I’m good at planning, and I really enjoy doing it. That’s not bragging; that’s self-awareness. It’s one of my strengths, and I believe in working out of your strengths. I’m always thinking ahead and planning how best to meet the known challenges and events on my calendar. I like being prepared. So even if my plan isn’t the best, some kind of plan is better than no kind of plan in my mind.
Remembering the Details
Parent-Teacher Conferences are still a few weeks away in my district, but I’m already planning what to share with families when we meet. I really want that time to be valuable for everyone involved. Right from the first day of school, as I interact with my new students and get to know them, questions and situations occur that I think, “I should remember to share that at conferences.” Now what do you think the odds are that I remember most of those thoughts by the time conferences roll around? Right. So I came up with a plan.
Almost right from the start of the school year, I have my conference reports printed and labeled with each student’s name. I set aside some time throughout each week to add notes, questions, and data that I want to be sure to share when it’s time for parent-teacher conferences. It really doesn’t take that much time since I’m not writing something down everyday for every student. For instance, I might want to share a specific detail about how a student struggled on a skill, and the strategies we used in class to overcome that difficulty. This detail wouldn’t necessarily apply to every child in my class so these notes are quick and succinct. I’m not writing an essay – just jotting down a few words to remind me of the larger issue.

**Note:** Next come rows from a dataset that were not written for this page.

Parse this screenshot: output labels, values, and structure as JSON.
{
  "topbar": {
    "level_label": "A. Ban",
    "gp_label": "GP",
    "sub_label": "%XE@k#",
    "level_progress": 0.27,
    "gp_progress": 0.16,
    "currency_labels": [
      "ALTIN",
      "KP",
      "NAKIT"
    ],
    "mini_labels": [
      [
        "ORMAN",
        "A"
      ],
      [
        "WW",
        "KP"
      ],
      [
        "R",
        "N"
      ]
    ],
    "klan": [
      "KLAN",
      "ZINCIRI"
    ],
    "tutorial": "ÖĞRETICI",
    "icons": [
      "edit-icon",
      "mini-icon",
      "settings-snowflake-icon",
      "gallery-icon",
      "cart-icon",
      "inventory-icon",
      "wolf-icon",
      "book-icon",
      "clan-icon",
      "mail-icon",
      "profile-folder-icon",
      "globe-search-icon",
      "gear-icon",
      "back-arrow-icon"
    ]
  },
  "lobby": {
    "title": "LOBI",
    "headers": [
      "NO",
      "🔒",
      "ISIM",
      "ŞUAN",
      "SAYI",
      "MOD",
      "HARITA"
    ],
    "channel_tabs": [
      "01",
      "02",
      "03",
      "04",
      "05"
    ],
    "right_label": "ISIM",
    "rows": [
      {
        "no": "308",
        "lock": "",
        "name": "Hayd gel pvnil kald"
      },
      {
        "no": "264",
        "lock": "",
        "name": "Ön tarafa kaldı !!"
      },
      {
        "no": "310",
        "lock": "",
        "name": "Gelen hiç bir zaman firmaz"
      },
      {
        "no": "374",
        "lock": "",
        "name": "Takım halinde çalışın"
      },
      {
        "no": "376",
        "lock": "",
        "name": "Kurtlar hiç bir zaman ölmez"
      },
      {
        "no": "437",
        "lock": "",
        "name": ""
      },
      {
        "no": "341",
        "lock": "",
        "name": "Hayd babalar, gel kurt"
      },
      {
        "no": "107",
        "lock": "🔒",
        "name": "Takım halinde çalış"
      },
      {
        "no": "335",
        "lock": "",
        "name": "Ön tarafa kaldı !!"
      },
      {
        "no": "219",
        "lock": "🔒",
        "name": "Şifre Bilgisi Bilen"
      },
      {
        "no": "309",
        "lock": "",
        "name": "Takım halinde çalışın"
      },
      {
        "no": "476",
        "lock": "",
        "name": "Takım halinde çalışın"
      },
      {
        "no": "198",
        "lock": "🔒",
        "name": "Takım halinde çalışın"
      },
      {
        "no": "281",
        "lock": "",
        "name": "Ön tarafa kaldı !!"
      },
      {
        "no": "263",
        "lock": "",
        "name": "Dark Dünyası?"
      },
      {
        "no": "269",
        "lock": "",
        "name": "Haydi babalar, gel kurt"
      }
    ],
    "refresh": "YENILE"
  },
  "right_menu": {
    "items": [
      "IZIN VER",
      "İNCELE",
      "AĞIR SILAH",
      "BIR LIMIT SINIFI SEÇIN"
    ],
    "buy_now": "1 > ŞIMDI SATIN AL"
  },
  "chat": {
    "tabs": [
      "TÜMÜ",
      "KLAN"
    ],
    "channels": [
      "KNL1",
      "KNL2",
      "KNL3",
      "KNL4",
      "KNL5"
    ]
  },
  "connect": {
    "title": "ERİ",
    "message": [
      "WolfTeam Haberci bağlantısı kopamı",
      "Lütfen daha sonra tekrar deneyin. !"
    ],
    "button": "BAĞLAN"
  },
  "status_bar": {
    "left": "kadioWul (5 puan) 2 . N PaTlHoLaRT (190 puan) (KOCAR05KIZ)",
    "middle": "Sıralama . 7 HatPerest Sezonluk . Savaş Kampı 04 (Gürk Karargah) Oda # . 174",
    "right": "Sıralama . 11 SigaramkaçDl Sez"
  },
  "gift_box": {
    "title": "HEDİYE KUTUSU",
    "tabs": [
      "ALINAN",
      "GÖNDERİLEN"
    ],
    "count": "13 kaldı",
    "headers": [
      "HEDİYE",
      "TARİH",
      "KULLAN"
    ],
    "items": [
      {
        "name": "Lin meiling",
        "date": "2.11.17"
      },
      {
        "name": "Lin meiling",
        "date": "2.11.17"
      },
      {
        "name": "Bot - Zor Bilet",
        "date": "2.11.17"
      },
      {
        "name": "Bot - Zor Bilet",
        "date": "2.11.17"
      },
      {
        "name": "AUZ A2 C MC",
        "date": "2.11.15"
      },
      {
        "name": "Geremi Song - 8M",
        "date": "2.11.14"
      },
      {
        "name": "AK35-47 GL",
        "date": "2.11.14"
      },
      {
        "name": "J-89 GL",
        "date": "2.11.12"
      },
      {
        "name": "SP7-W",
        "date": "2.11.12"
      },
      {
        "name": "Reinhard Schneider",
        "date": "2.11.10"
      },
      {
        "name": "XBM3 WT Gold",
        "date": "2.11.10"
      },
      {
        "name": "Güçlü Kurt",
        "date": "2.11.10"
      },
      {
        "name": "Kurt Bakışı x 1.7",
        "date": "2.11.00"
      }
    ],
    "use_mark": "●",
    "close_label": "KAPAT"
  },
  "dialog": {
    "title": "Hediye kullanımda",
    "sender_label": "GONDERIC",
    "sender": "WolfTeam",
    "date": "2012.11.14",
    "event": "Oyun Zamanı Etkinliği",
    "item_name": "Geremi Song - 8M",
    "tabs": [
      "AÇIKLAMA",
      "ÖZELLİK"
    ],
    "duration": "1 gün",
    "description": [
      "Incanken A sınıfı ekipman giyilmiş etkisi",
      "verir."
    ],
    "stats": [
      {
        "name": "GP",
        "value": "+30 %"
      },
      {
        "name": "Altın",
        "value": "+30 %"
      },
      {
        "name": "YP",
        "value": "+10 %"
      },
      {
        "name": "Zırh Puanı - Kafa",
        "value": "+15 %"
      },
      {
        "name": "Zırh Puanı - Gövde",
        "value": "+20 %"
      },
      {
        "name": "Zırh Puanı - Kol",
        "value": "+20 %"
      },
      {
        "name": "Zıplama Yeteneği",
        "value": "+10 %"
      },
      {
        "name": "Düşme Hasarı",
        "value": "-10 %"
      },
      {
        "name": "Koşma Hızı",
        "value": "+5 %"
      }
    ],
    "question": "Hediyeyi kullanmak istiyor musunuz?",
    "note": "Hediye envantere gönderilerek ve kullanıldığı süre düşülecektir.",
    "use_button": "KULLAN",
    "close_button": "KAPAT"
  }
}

What strengths do you use to be an effective teacher? Knowing what you’re good at is helpful to being the best version of yourself in the classroom. Also, knowing what is not a strength can lead you to reach out and rely on your colleagues in a healthy way. Click on the link below to get this parent-teacher conference report for yourself! Happy teaching!